First and theoretically, I argue that mainline originalist theory has no analytical space within it for the Declaration to play a special role in constitutional interpretation. To illustrate this, I describe the most prominent conception of originalism—public meaning originalism. Then, I show that public meaning originalism’s process to ascertain the Constitution’s original meaning treats the Declaration as one source of original meaning, and that its importance as a source therefore depends on the empirical-historical question of whether the original meaning in fact did privilege it.

This leads me to my second main argument, based on history. I make three moves to show that the Declaration did not play a unique interpretive role.
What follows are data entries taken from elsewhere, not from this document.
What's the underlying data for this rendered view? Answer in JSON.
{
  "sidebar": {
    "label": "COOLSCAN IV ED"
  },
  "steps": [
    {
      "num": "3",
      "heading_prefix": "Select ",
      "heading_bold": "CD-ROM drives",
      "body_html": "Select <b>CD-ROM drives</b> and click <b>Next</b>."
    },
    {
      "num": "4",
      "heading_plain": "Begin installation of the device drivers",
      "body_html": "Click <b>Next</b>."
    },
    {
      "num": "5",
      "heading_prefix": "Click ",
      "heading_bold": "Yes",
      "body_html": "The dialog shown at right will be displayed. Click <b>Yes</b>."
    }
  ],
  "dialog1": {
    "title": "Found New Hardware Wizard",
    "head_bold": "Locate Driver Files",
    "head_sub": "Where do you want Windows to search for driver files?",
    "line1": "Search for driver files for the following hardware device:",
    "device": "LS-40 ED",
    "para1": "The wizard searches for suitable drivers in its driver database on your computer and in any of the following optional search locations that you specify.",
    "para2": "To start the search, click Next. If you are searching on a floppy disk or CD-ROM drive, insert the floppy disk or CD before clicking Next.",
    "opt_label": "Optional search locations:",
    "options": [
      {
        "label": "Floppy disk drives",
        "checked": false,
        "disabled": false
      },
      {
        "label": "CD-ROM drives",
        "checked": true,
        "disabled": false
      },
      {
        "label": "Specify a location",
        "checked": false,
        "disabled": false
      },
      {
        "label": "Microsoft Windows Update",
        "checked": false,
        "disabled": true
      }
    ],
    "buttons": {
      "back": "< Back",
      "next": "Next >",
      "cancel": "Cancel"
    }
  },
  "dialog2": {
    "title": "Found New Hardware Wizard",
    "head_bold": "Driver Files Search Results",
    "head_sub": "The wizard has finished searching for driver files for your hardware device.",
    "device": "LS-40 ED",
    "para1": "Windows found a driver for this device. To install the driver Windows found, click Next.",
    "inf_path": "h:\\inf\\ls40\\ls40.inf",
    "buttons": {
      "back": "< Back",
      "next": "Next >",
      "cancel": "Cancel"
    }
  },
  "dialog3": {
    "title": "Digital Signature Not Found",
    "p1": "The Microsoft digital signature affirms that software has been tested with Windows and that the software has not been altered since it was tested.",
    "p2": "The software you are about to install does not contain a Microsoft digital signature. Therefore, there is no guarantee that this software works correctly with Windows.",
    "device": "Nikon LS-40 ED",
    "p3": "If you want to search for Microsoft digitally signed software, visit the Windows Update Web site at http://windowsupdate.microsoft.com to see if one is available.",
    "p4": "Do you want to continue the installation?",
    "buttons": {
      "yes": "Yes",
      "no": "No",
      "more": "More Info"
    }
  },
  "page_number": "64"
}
First, I describe how the Framers and Ratifiers did not use the Declaration as the unique interpretive key to constitutional interpretation. Second, I show that, because the Declaration was inconsistent with the Constitution’s text, it cannot be the interpretive key to the Constitution. Third, I explain that it was only after the Founding, during times of moral crisis, that Americans in various social movements turned to the Declaration to support their out-of-the-mainstream constitutional interpretations. This phenomenon shows that appeals to the Declaration are motived by a desire for political and social change extrinsic to the Constitution.

Third and jurisprudentially, I show that our current constitutional practice does not recognize the Declaration as playing a unique role in constitutional interpretation. I focus on the Constitution’s text, current legal practice, and Supreme Court practice.

RELATED:  As noted in a previous post, Mark Pulliam had an earlier essay in which he (among other things) argued against a special role for the Declaration in constitutional interpretation; Edward J. Ehler responds: The People’s Sovereignty Is the Foundation of Constitutional Law, arguing that "[t]here is not a single prominent American Founder—not Madison, Hamilton, Adams, Mason, Randolph, Wilson or any of a host of others—who did not believe that the Declaration served as the authoritative source of the Constitution’s authority. Miss this point and you cannot understand the original intent of the Constitution."